Finally, I'm looking in earnest at the Alchemy Au1550 CPU for the OpenMicroServer port I'm doing. I've noticed that it uses a 16-bit PC Card interface. Maybe I'll finally need to rewrite the old PCIC driver from OLDCARD to make use of it (snagging the exca routines to make that easier). The OpenMicroServer has a CF card attached to it.

Minor mips reorg and plans for the future

In trying to bring the MIPS tree more into line with idealized FreeBSD practices, I've moved the SoC directories up one level in the hierarchy. Future changes will make it easier to define different boards, as well as stylizing these sorts of things across different CPU architectures. I need this for the Plat'Home OpenMicroServer work I've started on, so I'll use that to drive these changes.

For the curious, I've moved mips/mips32/adm5120 -> mips/adm5120, likewise with the idt, malta, and sentry5 directories. While all of these were, strictly speaking, mips32 CPUs, having them in their own subdirectory doesn't make a lot of sense. There's never going to be so many of them that having an extra layer of indirection is going to help. Also, mips32 is ambiguous. Does it mean the MIPS ISA known as MIPS32 and MIPS32r2? Does it mean that the ports are running in 32-bit mode? It wasn't clear where a 32-bit kernel for a mips64 processor would live. Also, the idt parts aren't completely mips32 compliant in a couple of minor details.
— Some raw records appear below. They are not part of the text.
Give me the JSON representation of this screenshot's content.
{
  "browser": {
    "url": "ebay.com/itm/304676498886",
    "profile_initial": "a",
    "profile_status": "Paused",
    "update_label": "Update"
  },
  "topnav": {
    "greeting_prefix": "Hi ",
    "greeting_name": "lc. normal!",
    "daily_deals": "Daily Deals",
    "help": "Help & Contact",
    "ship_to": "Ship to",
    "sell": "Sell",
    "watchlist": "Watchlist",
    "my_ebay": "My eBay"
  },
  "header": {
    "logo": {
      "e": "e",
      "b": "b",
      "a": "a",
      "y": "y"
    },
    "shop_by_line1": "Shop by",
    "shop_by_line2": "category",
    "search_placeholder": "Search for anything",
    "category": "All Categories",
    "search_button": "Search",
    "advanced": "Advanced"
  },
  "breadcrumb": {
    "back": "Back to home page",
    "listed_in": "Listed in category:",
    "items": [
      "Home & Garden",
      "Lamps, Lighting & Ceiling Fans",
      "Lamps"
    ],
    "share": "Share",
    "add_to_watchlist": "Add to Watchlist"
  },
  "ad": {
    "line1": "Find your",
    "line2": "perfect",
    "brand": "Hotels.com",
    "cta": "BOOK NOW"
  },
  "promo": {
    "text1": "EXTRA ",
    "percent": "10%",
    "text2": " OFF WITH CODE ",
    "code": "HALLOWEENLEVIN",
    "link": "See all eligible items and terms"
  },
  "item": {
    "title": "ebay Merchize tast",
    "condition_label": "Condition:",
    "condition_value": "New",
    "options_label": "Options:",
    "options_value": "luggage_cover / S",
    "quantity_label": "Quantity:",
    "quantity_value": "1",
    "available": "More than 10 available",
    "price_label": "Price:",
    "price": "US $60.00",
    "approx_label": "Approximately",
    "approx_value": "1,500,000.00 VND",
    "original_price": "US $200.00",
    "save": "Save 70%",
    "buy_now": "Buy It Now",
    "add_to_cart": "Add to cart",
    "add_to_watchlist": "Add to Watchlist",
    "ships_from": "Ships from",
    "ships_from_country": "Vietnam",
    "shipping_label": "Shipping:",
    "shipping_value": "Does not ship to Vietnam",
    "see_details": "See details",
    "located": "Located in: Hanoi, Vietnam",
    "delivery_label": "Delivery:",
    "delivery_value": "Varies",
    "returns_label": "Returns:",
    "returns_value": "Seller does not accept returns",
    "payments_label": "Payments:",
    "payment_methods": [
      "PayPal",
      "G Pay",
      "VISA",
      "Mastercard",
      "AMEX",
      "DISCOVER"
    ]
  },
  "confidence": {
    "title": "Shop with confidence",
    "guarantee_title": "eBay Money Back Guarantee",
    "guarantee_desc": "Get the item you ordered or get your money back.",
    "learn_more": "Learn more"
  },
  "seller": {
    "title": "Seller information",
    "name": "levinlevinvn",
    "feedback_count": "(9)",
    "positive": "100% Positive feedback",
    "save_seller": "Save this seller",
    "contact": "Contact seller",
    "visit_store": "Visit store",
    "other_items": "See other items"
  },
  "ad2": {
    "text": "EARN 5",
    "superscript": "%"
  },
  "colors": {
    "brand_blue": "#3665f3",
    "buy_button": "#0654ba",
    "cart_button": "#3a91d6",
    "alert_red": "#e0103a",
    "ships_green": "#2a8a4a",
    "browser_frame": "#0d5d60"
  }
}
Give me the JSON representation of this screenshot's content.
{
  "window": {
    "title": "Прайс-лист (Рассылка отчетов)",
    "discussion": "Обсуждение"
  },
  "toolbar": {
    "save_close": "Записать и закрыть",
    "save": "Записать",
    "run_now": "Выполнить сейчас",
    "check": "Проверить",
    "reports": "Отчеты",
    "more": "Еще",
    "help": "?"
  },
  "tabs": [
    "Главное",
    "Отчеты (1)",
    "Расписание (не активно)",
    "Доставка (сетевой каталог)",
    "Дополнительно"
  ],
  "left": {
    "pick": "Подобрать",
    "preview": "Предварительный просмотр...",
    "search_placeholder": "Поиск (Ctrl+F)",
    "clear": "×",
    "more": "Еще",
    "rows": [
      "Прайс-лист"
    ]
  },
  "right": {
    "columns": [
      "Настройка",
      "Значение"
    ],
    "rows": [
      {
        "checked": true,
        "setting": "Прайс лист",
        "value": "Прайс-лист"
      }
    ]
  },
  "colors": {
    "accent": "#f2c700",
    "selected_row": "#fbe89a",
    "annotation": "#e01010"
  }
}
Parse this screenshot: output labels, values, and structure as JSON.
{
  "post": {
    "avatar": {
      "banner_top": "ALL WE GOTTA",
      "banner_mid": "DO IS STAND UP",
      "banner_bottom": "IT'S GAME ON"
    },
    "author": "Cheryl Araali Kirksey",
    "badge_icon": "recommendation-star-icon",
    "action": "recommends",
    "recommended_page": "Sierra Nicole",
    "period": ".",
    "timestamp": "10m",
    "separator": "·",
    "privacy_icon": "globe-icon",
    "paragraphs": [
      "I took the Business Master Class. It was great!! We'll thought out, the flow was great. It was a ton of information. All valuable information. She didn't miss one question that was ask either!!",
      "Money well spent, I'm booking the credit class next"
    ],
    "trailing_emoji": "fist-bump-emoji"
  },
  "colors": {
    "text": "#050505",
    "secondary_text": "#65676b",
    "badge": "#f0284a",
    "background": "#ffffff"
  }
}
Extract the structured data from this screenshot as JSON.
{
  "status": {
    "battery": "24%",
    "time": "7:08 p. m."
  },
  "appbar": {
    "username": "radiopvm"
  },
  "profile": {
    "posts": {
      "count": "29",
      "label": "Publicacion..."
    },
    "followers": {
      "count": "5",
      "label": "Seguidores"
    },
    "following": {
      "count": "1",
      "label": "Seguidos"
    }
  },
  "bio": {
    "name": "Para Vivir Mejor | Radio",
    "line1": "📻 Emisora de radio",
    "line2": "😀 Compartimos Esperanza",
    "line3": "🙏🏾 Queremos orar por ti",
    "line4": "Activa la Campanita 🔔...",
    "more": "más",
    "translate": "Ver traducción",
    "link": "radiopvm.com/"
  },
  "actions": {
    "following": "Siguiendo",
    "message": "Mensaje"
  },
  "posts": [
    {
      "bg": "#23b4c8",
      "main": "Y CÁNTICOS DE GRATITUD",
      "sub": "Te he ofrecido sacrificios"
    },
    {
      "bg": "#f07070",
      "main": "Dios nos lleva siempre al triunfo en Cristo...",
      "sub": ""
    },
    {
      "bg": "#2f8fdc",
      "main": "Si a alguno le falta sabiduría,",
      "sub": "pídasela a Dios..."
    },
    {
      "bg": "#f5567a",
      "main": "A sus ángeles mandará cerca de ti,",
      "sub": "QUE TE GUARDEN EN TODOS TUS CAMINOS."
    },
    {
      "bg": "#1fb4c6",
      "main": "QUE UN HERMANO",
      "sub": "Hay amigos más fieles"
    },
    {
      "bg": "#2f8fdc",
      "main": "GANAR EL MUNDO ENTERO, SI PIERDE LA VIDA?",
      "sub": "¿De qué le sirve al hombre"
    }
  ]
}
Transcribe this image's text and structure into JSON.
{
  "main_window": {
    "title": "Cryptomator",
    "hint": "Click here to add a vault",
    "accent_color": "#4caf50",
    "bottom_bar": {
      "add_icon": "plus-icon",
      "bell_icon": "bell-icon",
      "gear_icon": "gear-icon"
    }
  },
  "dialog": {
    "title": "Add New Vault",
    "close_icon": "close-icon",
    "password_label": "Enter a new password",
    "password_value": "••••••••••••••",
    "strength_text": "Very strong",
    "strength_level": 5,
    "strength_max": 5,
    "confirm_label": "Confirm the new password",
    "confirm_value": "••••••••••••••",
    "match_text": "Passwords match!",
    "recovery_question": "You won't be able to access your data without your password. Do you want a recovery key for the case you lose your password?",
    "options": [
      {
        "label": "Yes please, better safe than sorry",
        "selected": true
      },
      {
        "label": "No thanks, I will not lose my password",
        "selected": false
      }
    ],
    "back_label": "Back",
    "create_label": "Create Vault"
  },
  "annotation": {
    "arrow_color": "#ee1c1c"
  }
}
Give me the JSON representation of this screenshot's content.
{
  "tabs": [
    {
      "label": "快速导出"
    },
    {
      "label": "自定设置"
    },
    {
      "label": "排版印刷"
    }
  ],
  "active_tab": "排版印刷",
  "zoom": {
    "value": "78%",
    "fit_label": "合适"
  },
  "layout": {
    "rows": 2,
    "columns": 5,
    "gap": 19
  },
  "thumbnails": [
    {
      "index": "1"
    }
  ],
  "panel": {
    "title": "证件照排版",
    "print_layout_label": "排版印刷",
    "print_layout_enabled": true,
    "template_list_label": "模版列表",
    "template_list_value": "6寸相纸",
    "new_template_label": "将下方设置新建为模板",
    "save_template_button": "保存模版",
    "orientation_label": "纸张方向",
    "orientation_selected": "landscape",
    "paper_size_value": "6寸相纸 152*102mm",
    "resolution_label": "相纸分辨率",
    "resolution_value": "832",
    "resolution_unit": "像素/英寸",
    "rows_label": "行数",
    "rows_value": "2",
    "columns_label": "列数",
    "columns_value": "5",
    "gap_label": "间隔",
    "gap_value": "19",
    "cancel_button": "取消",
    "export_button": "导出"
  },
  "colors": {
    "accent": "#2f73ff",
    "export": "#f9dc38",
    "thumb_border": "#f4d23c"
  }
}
Is that non-compliance enough to move them elsewhere?

The next set of changes will try to tease apart the boot loader environment from the SoC that it is running on. While many SoCs have their own bootloader, often times one may also run uboot on the same hardware. In addition, things like uboot are used in many different platforms, so duplicating that code will grow tiresome.

Once the boot loader stuff is better abstracted, the next set of problems will be how to create a system that can run on multiple different boards of the same SoC. At first, this will be statically compiled, but eventually it will be dynamic.

Another key component of this work, whose overall goal is to make it easier to add board support to FreeBSD embedded platforms, will be an overhaul of the hints system. While it can be made to work, there are some practical problems it solves poorly that are desirable to have solved better. For example, it has no good way to tie attributes or parameters to hardware. Today, one can only tie them to a driver instance, which itself can be tied to hardware.

Finally, the last planned component in this work is a simplification of creation of busses with attributes and fixed or semi-fixed children. You can't have variants of hints loaded today that say "If I'm running on a AT91RM9200, use this set, but if I'm runnning on an AT91SAM9620 use this other set of hints" to enumerate the busses. This makes it hard to achieve the dynamic selection of boot code to run needed to allow kernels to boot on a variety of boards.

Most of this is low-level code janitor stuff. However, it is code janitor stuff that's needed and will be important to FreeBSD's success in the future.